What is needed: Please copy each line below that contains the word "чтение".

Recorded information:
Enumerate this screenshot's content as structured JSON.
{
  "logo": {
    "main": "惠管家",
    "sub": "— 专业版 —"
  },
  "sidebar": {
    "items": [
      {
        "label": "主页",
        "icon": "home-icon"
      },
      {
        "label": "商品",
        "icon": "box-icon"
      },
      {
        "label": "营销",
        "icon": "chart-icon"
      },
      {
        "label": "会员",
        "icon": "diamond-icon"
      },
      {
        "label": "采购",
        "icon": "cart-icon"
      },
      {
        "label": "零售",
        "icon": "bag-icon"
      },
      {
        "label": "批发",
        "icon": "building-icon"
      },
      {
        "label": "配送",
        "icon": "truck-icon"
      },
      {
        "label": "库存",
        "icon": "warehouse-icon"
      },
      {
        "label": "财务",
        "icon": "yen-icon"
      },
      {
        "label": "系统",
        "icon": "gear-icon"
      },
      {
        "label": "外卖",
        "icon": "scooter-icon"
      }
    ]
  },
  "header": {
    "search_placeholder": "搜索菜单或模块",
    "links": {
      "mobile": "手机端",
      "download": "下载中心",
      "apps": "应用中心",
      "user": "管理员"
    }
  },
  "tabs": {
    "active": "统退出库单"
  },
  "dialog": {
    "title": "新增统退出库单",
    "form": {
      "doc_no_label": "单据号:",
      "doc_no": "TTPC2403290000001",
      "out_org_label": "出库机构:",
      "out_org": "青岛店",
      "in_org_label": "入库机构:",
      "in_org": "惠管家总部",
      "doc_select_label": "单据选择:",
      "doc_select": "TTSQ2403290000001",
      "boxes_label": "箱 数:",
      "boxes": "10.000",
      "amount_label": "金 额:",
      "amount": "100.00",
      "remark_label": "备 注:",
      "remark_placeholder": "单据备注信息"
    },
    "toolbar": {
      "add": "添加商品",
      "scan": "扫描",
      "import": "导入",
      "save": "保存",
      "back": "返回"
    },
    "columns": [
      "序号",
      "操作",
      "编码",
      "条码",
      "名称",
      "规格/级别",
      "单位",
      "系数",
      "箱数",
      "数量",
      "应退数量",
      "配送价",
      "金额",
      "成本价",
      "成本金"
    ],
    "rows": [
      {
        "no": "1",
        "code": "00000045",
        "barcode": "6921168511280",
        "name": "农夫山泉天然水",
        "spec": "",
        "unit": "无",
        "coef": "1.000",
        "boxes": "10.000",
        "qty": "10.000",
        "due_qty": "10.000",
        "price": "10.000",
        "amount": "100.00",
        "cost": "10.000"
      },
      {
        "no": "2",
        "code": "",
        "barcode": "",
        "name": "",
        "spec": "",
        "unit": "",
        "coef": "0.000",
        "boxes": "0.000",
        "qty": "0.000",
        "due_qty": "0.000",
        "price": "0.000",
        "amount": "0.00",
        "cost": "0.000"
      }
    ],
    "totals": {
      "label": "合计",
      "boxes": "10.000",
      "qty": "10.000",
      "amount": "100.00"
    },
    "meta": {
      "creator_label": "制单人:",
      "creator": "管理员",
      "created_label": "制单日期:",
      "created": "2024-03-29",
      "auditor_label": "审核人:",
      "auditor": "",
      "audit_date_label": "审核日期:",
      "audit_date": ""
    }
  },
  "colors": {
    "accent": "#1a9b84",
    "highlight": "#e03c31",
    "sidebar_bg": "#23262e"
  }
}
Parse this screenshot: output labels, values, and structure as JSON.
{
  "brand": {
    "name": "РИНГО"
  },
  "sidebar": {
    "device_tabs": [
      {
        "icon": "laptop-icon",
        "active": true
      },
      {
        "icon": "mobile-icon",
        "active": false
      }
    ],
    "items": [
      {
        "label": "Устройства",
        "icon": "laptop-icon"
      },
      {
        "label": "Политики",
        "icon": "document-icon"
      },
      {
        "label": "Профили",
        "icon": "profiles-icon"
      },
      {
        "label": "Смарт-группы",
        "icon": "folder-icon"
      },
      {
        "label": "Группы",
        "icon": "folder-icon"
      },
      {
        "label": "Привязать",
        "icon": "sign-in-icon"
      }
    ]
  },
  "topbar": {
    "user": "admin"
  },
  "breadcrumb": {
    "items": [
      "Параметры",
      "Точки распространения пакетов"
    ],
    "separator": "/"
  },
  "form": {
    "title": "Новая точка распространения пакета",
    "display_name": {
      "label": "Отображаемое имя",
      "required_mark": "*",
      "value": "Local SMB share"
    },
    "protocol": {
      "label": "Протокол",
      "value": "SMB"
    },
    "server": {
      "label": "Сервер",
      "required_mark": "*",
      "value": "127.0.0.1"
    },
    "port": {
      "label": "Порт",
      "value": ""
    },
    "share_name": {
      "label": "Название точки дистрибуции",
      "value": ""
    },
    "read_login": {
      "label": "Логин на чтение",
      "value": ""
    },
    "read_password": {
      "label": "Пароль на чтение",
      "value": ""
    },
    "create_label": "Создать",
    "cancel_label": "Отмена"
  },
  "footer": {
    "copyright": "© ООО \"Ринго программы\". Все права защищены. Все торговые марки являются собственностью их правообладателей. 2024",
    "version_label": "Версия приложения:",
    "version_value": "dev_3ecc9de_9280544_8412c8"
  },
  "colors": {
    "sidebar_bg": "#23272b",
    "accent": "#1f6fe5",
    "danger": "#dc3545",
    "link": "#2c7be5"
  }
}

Solution to the exercise:
      "label": "Логин на чтение",
      "label": "Пароль на чтение",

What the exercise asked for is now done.